§ PROBLEM DETAILS
For the material that follows, list every line containing the word "Elevation".

↓↓↓

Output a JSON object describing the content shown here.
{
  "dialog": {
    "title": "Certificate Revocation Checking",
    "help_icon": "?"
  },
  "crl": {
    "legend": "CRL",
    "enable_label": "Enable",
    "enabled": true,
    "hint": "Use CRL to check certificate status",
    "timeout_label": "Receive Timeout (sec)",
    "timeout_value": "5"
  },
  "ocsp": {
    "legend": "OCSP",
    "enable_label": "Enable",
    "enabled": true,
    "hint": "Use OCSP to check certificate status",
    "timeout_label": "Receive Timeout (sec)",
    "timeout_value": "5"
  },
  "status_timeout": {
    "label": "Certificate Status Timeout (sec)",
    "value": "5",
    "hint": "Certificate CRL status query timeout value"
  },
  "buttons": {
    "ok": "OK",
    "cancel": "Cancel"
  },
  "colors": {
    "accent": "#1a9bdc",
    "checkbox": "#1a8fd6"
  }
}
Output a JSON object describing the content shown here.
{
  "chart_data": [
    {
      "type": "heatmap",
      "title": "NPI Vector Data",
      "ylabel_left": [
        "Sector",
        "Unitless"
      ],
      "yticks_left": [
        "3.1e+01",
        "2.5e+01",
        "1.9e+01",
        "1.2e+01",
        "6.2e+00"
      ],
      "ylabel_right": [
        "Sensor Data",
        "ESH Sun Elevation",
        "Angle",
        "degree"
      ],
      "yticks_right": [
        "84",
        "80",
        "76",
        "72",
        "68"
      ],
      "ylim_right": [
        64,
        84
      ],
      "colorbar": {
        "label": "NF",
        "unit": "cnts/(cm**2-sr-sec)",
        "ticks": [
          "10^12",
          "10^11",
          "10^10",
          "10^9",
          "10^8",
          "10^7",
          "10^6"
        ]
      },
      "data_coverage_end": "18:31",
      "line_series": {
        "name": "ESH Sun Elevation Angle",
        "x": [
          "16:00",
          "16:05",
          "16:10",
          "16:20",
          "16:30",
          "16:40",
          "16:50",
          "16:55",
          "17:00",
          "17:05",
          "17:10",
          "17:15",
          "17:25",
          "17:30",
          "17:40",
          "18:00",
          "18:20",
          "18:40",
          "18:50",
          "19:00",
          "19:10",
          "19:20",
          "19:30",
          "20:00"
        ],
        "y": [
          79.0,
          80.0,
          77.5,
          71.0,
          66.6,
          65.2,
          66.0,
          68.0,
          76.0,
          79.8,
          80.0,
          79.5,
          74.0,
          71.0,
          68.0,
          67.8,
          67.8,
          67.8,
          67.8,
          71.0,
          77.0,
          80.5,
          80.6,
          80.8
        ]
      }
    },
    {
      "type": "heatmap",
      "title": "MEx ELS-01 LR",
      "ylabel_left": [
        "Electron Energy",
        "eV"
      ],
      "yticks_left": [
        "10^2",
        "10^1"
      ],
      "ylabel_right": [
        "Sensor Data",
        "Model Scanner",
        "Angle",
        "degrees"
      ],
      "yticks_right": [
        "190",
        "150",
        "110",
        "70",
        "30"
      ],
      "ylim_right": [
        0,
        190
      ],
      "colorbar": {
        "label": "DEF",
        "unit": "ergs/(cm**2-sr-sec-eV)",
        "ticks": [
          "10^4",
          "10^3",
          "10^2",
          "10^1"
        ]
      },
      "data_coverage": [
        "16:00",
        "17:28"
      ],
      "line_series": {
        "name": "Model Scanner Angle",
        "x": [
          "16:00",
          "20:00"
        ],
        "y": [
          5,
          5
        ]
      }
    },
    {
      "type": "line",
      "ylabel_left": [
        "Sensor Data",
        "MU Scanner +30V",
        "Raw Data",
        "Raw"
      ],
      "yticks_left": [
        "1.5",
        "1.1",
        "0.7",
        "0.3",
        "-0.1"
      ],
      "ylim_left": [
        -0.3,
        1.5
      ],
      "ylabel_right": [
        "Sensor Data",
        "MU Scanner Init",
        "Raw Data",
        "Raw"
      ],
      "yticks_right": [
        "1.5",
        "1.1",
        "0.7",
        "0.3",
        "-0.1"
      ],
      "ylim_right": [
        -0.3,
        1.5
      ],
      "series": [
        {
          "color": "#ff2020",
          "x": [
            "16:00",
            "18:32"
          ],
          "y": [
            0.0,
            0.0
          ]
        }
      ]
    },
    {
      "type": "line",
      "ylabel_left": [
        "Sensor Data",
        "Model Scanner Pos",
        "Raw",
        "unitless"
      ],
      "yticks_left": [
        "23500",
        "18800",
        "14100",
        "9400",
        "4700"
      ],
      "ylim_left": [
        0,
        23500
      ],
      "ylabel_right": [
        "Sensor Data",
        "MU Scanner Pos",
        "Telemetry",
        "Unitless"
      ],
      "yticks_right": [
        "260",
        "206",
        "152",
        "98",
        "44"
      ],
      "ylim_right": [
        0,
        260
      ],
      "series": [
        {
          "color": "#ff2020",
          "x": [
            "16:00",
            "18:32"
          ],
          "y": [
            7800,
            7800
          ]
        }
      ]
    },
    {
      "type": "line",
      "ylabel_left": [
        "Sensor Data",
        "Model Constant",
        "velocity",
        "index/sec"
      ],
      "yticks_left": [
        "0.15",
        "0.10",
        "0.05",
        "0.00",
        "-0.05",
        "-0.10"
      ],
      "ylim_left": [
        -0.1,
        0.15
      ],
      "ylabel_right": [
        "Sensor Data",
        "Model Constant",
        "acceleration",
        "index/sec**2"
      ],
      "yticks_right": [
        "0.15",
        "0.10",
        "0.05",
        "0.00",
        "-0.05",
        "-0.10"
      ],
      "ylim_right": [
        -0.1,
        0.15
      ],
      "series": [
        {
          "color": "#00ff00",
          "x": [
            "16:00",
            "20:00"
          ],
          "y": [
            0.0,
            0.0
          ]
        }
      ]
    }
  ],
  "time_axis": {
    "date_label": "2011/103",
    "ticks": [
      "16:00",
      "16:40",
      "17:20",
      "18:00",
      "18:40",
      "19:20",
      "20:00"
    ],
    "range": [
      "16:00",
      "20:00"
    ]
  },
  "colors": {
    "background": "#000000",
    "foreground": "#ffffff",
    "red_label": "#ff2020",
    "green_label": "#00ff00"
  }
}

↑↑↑
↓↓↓

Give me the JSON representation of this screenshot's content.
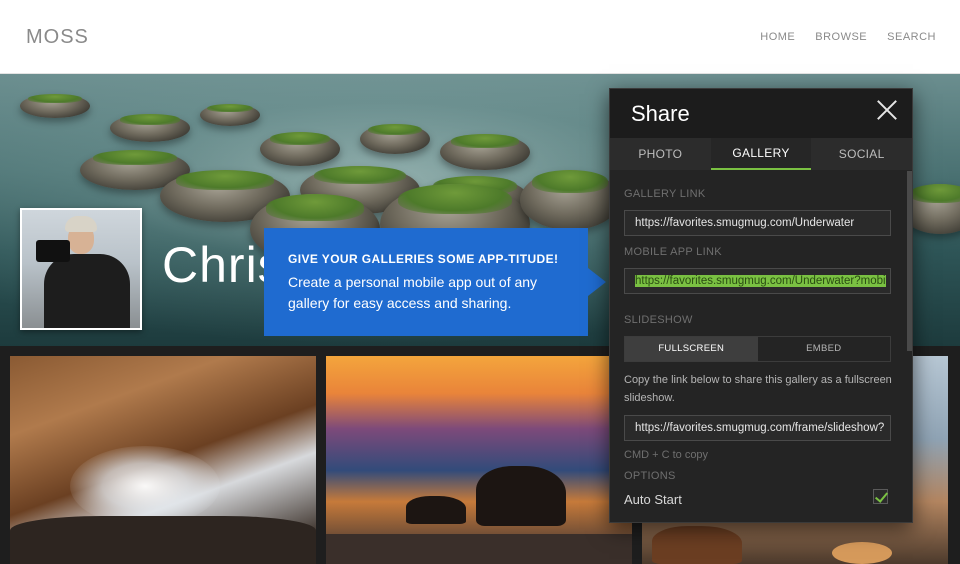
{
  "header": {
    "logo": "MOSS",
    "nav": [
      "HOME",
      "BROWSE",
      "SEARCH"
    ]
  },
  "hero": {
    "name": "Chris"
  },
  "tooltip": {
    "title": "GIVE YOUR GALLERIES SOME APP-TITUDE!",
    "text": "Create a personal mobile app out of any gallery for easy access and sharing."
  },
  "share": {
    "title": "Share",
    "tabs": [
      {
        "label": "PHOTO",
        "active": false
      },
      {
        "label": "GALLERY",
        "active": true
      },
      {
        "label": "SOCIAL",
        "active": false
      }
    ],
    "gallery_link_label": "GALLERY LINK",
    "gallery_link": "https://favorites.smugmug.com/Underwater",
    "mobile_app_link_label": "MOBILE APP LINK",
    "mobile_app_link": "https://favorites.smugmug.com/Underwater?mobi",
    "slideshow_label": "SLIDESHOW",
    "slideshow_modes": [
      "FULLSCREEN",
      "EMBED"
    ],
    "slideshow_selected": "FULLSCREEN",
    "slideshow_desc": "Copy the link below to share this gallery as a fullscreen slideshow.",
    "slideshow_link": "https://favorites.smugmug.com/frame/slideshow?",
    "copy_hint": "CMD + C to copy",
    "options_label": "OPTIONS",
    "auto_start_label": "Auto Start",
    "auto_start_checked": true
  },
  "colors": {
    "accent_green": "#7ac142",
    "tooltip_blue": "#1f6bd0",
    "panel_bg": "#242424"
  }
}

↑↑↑

§ SOLUTION
        "ESH Sun Elevation",
        "name": "ESH Sun Elevation Angle",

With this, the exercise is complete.